▸ **ABOUT THIS TASK**: In the records below, find each line containing the word "chevron" and copy it.

App and web page records:

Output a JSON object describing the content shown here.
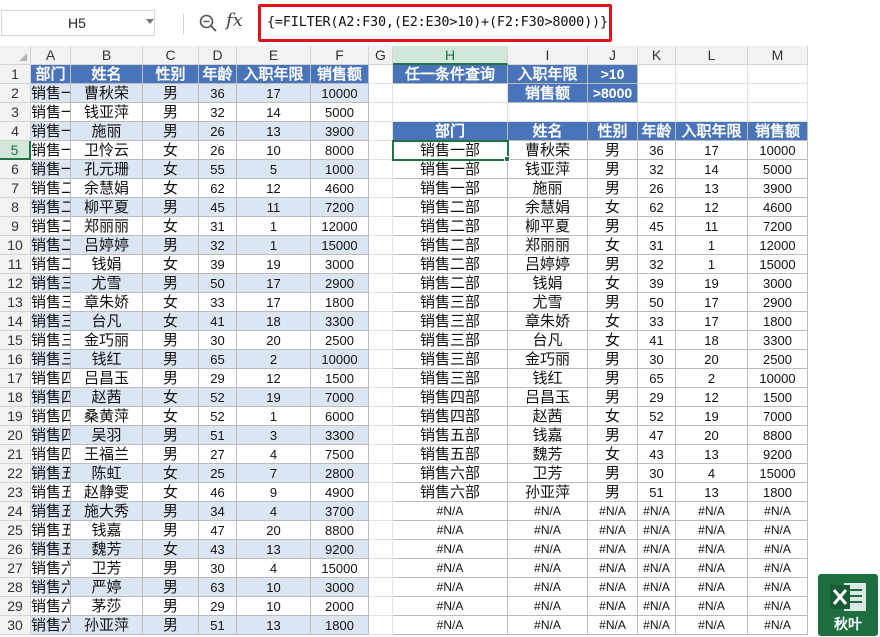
{
  "formula_bar": {
    "name_box": "H5",
    "fx_label": "fx",
    "formula": "{=FILTER(A2:F30,(E2:E30>10)+(F2:F30>8000))}"
  },
  "columns": [
    "A",
    "B",
    "C",
    "D",
    "E",
    "F",
    "G",
    "H",
    "I",
    "J",
    "K",
    "L",
    "M"
  ],
  "rows": [
    "1",
    "2",
    "3",
    "4",
    "5",
    "6",
    "7",
    "8",
    "9",
    "10",
    "11",
    "12",
    "13",
    "14",
    "15",
    "16",
    "17",
    "18",
    "19",
    "20",
    "21",
    "22",
    "23",
    "24",
    "25",
    "26",
    "27",
    "28",
    "29",
    "30"
  ],
  "source_table": {
    "headers": [
      "部门",
      "姓名",
      "性别",
      "年龄",
      "入职年限",
      "销售额"
    ],
    "rows": [
      [
        "销售一部",
        "曹秋荣",
        "男",
        "36",
        "17",
        "10000"
      ],
      [
        "销售一部",
        "钱亚萍",
        "男",
        "32",
        "14",
        "5000"
      ],
      [
        "销售一部",
        "施丽",
        "男",
        "26",
        "13",
        "3900"
      ],
      [
        "销售一部",
        "卫怜云",
        "女",
        "26",
        "10",
        "8000"
      ],
      [
        "销售一部",
        "孔元珊",
        "女",
        "55",
        "5",
        "1000"
      ],
      [
        "销售二部",
        "余慧娟",
        "女",
        "62",
        "12",
        "4600"
      ],
      [
        "销售二部",
        "柳平夏",
        "男",
        "45",
        "11",
        "7200"
      ],
      [
        "销售二部",
        "郑丽丽",
        "女",
        "31",
        "1",
        "12000"
      ],
      [
        "销售二部",
        "吕婷婷",
        "男",
        "32",
        "1",
        "15000"
      ],
      [
        "销售二部",
        "钱娟",
        "女",
        "39",
        "19",
        "3000"
      ],
      [
        "销售三部",
        "尤雪",
        "男",
        "50",
        "17",
        "2900"
      ],
      [
        "销售三部",
        "章朱娇",
        "女",
        "33",
        "17",
        "1800"
      ],
      [
        "销售三部",
        "台凡",
        "女",
        "41",
        "18",
        "3300"
      ],
      [
        "销售三部",
        "金巧丽",
        "男",
        "30",
        "20",
        "2500"
      ],
      [
        "销售三部",
        "钱红",
        "男",
        "65",
        "2",
        "10000"
      ],
      [
        "销售四部",
        "吕昌玉",
        "男",
        "29",
        "12",
        "1500"
      ],
      [
        "销售四部",
        "赵茜",
        "女",
        "52",
        "19",
        "7000"
      ],
      [
        "销售四部",
        "桑黄萍",
        "女",
        "52",
        "1",
        "6000"
      ],
      [
        "销售四部",
        "吴羽",
        "男",
        "51",
        "3",
        "3300"
      ],
      [
        "销售四部",
        "王福兰",
        "男",
        "27",
        "4",
        "7500"
      ],
      [
        "销售五部",
        "陈虹",
        "女",
        "25",
        "7",
        "2800"
      ],
      [
        "销售五部",
        "赵静雯",
        "女",
        "46",
        "9",
        "4900"
      ],
      [
        "销售五部",
        "施大秀",
        "男",
        "34",
        "4",
        "3700"
      ],
      [
        "销售五部",
        "钱嘉",
        "男",
        "47",
        "20",
        "8800"
      ],
      [
        "销售五部",
        "魏芳",
        "女",
        "43",
        "13",
        "9200"
      ],
      [
        "销售六部",
        "卫芳",
        "男",
        "30",
        "4",
        "15000"
      ],
      [
        "销售六部",
        "严婷",
        "男",
        "63",
        "10",
        "3000"
      ],
      [
        "销售六部",
        "茅莎",
        "男",
        "29",
        "10",
        "2000"
      ],
      [
        "销售六部",
        "孙亚萍",
        "男",
        "51",
        "13",
        "1800"
      ]
    ]
  },
  "criteria": {
    "title": "任一条件查询",
    "rows": [
      [
        "入职年限",
        ">10"
      ],
      [
        "销售额",
        ">8000"
      ]
    ]
  },
  "result_table": {
    "headers": [
      "部门",
      "姓名",
      "性别",
      "年龄",
      "入职年限",
      "销售额"
    ],
    "rows": [
      [
        "销售一部",
        "曹秋荣",
        "男",
        "36",
        "17",
        "10000"
      ],
      [
        "销售一部",
        "钱亚萍",
        "男",
        "32",
        "14",
        "5000"
      ],
      [
        "销售一部",
        "施丽",
        "男",
        "26",
        "13",
        "3900"
      ],
      [
        "销售二部",
        "余慧娟",
        "女",
        "62",
        "12",
        "4600"
      ],
      [
        "销售二部",
        "柳平夏",
        "男",
        "45",
        "11",
        "7200"
      ],
      [
        "销售二部",
        "郑丽丽",
        "女",
        "31",
        "1",
        "12000"
      ],
      [
        "销售二部",
        "吕婷婷",
        "男",
        "32",
        "1",
        "15000"
      ],
      [
        "销售二部",
        "钱娟",
        "女",
        "39",
        "19",
        "3000"
      ],
      [
        "销售三部",
        "尤雪",
        "男",
        "50",
        "17",
        "2900"
      ],
      [
        "销售三部",
        "章朱娇",
        "女",
        "33",
        "17",
        "1800"
      ],
      [
        "销售三部",
        "台凡",
        "女",
        "41",
        "18",
        "3300"
      ],
      [
        "销售三部",
        "金巧丽",
        "男",
        "30",
        "20",
        "2500"
      ],
      [
        "销售三部",
        "钱红",
        "男",
        "65",
        "2",
        "10000"
      ],
      [
        "销售四部",
        "吕昌玉",
        "男",
        "29",
        "12",
        "1500"
      ],
      [
        "销售四部",
        "赵茜",
        "女",
        "52",
        "19",
        "7000"
      ],
      [
        "销售五部",
        "钱嘉",
        "男",
        "47",
        "20",
        "8800"
      ],
      [
        "销售五部",
        "魏芳",
        "女",
        "43",
        "13",
        "9200"
      ],
      [
        "销售六部",
        "卫芳",
        "男",
        "30",
        "4",
        "15000"
      ],
      [
        "销售六部",
        "孙亚萍",
        "男",
        "51",
        "13",
        "1800"
      ]
    ],
    "error_value": "#N/A"
  },
  "watermark": {
    "text": "秋叶"
  },
  "colors": {
    "header_fill": "#4a74ba",
    "band_fill": "#dce6f2",
    "accent": "#217346",
    "highlight": "#e0141a"
  }
}
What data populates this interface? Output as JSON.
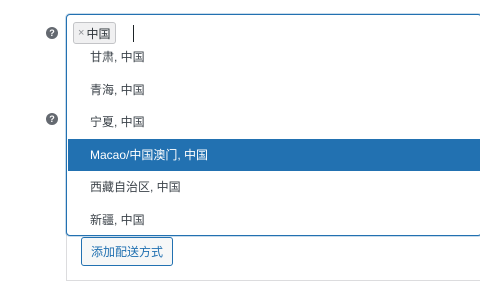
{
  "field": {
    "help_glyph": "?",
    "selected_tag": {
      "remove_glyph": "×",
      "label": "中国"
    },
    "options": [
      {
        "label": "甘肃, 中国",
        "highlighted": false
      },
      {
        "label": "青海, 中国",
        "highlighted": false
      },
      {
        "label": "宁夏, 中国",
        "highlighted": false
      },
      {
        "label": "Macao/中国澳门, 中国",
        "highlighted": true
      },
      {
        "label": "西藏自治区, 中国",
        "highlighted": false
      },
      {
        "label": "新疆, 中国",
        "highlighted": false
      }
    ]
  },
  "actions": {
    "add_shipping_method": "添加配送方式"
  },
  "colors": {
    "accent": "#2271b1",
    "help_icon": "#646970",
    "token_bg": "#f0f0f1"
  }
}
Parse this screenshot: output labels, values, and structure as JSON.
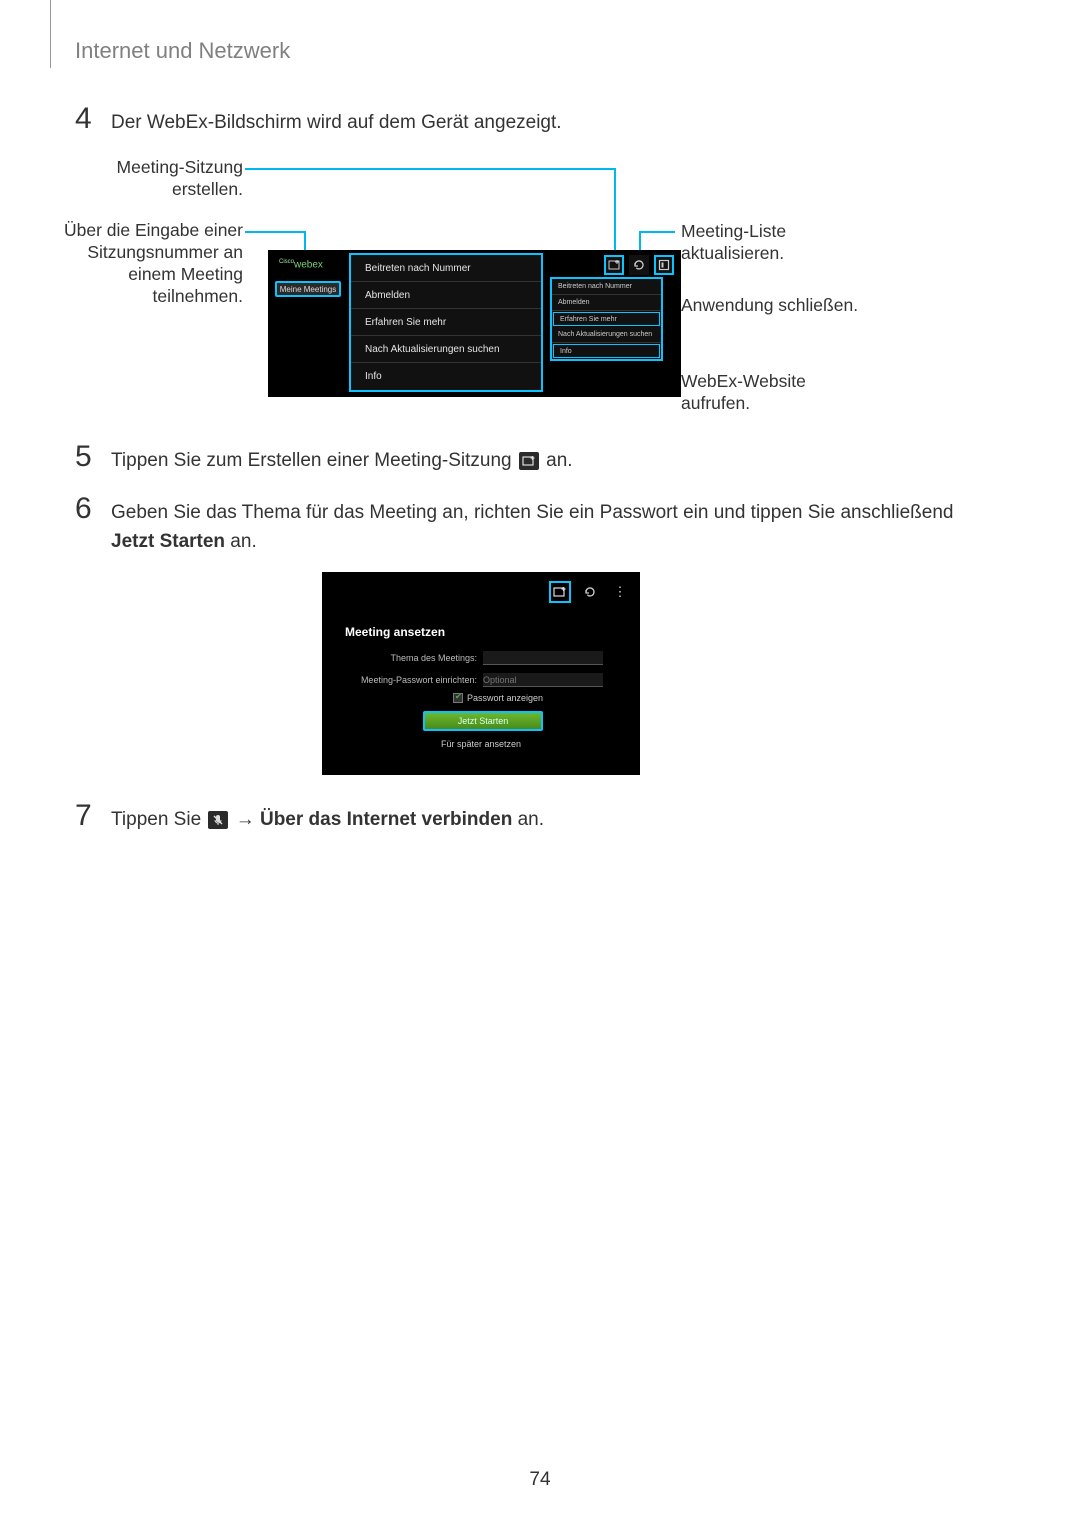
{
  "section_title": "Internet und Netzwerk",
  "page_number": "74",
  "steps": {
    "s4": {
      "num": "4",
      "text": "Der WebEx-Bildschirm wird auf dem Gerät angezeigt."
    },
    "s5": {
      "num": "5",
      "pre": "Tippen Sie zum Erstellen einer Meeting-Sitzung ",
      "post": " an."
    },
    "s6": {
      "num": "6",
      "text_a": "Geben Sie das Thema für das Meeting an, richten Sie ein Passwort ein und tippen Sie anschließend ",
      "bold": "Jetzt Starten",
      "text_b": " an."
    },
    "s7": {
      "num": "7",
      "pre": "Tippen Sie ",
      "arrow": " → ",
      "bold": "Über das Internet verbinden",
      "post": " an."
    }
  },
  "fig1": {
    "labels": {
      "create": "Meeting-Sitzung erstellen.",
      "join": "Über die Eingabe einer Sitzungsnummer an einem Meeting teilnehmen.",
      "refresh": "Meeting-Liste aktualisieren.",
      "close": "Anwendung schließen.",
      "website": "WebEx-Website aufrufen."
    },
    "webex_brand": "webex",
    "tab": "Meine Meetings",
    "menu": [
      "Beitreten nach Nummer",
      "Abmelden",
      "Erfahren Sie mehr",
      "Nach Aktualisierungen suchen",
      "Info"
    ],
    "mini": [
      "Beitreten nach Nummer",
      "Abmelden",
      "Erfahren Sie mehr",
      "Nach Aktualisierungen suchen",
      "Info"
    ]
  },
  "fig2": {
    "heading": "Meeting ansetzen",
    "theme_label": "Thema des Meetings:",
    "pass_label": "Meeting-Passwort einrichten:",
    "pass_placeholder": "Optional",
    "show_pass": "Passwort anzeigen",
    "start": "Jetzt Starten",
    "later": "Für später ansetzen"
  },
  "icons": {
    "add_plus": "⊕",
    "refresh": "↻",
    "more": "⋮",
    "info_box": "i",
    "mic_mute": "✕"
  }
}
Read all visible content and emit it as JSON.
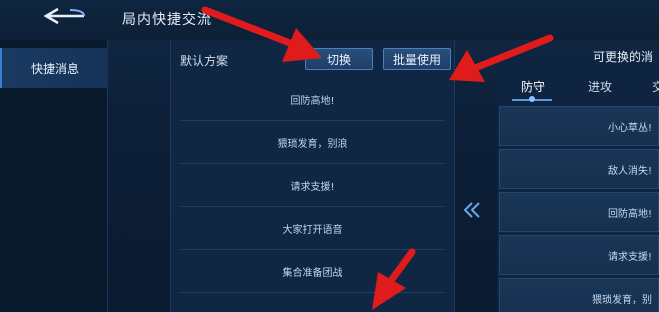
{
  "header": {
    "title": "局内快捷交流"
  },
  "sidebar": {
    "items": [
      {
        "label": "快捷消息"
      }
    ]
  },
  "main": {
    "default_label": "默认方案",
    "switch_label": "切换",
    "batch_label": "批量使用",
    "messages": [
      "回防高地!",
      "猥琐发育，别浪",
      "请求支援!",
      "大家打开语音",
      "集合准备团战"
    ]
  },
  "right": {
    "title": "可更换的消",
    "tabs": [
      "防守",
      "进攻",
      "交"
    ],
    "messages": [
      "小心草丛!",
      "敌人消失!",
      "回防高地!",
      "请求支援!",
      "猥琐发育，别"
    ]
  },
  "icons": {
    "back": "back-arrow-icon",
    "move_left": "double-chevron-left-icon",
    "annotation": "red-arrow-icon"
  },
  "colors": {
    "annotation_red": "#e01b1b",
    "accent_blue": "#4b7fbd"
  }
}
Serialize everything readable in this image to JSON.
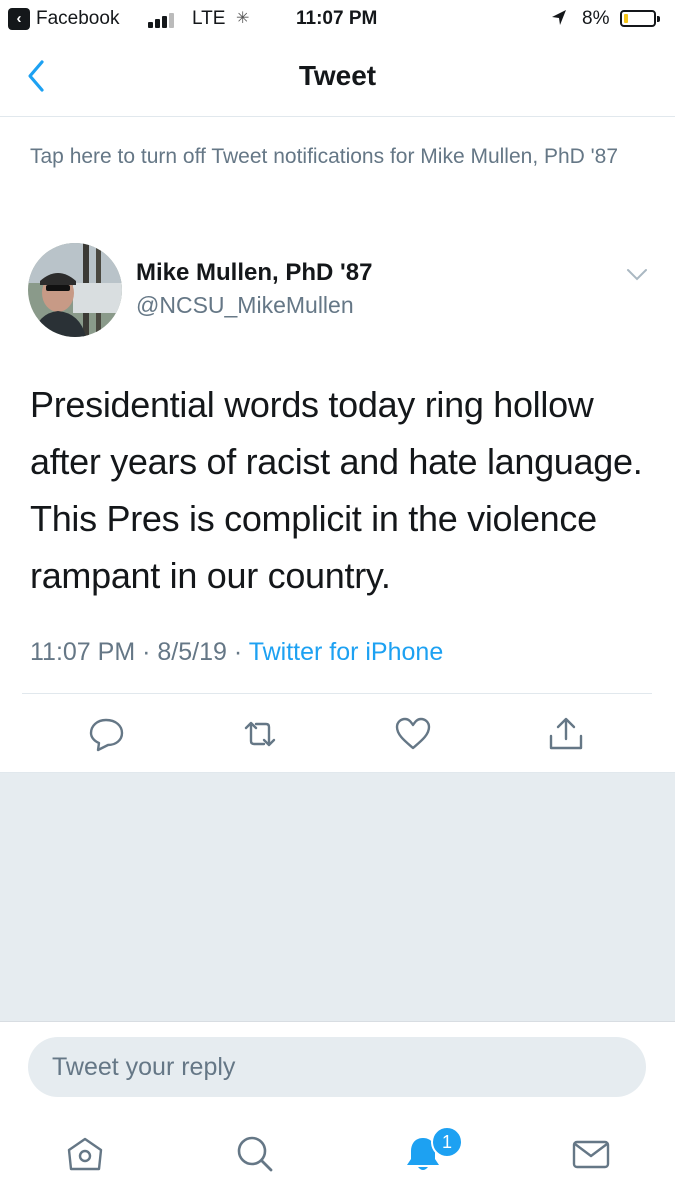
{
  "status_bar": {
    "back_app": "Facebook",
    "network": "LTE",
    "time": "11:07 PM",
    "battery_pct": "8%",
    "battery_level": 0.08,
    "colors": {
      "battery_fill": "#f5c518"
    }
  },
  "nav": {
    "title": "Tweet",
    "back_icon": "chevron-left-icon"
  },
  "notification_banner": "Tap here to turn off Tweet notifications for Mike Mullen, PhD '87",
  "tweet": {
    "author_name": "Mike Mullen, PhD '87",
    "handle": "@NCSU_MikeMullen",
    "text": "Presidential words today ring hollow after years of racist and hate language.  This Pres is complicit in the violence rampant in our country.",
    "time": "11:07 PM",
    "separator": "·",
    "date": "8/5/19",
    "source": "Twitter for iPhone",
    "actions": [
      "reply-icon",
      "retweet-icon",
      "like-icon",
      "share-icon"
    ]
  },
  "reply": {
    "placeholder": "Tweet your reply"
  },
  "tabbar": {
    "items": [
      "home-icon",
      "search-icon",
      "notifications-icon",
      "messages-icon"
    ],
    "notification_badge": "1"
  },
  "colors": {
    "accent": "#1da1f2",
    "secondary_text": "#657786",
    "divider": "#e1e8ed",
    "background_gray": "#e6ecf0"
  }
}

▸ **RESPONSE TO THE TASK**:
    "move_left": "double-chevron-left-icon",
    "back_icon": "chevron-left-icon"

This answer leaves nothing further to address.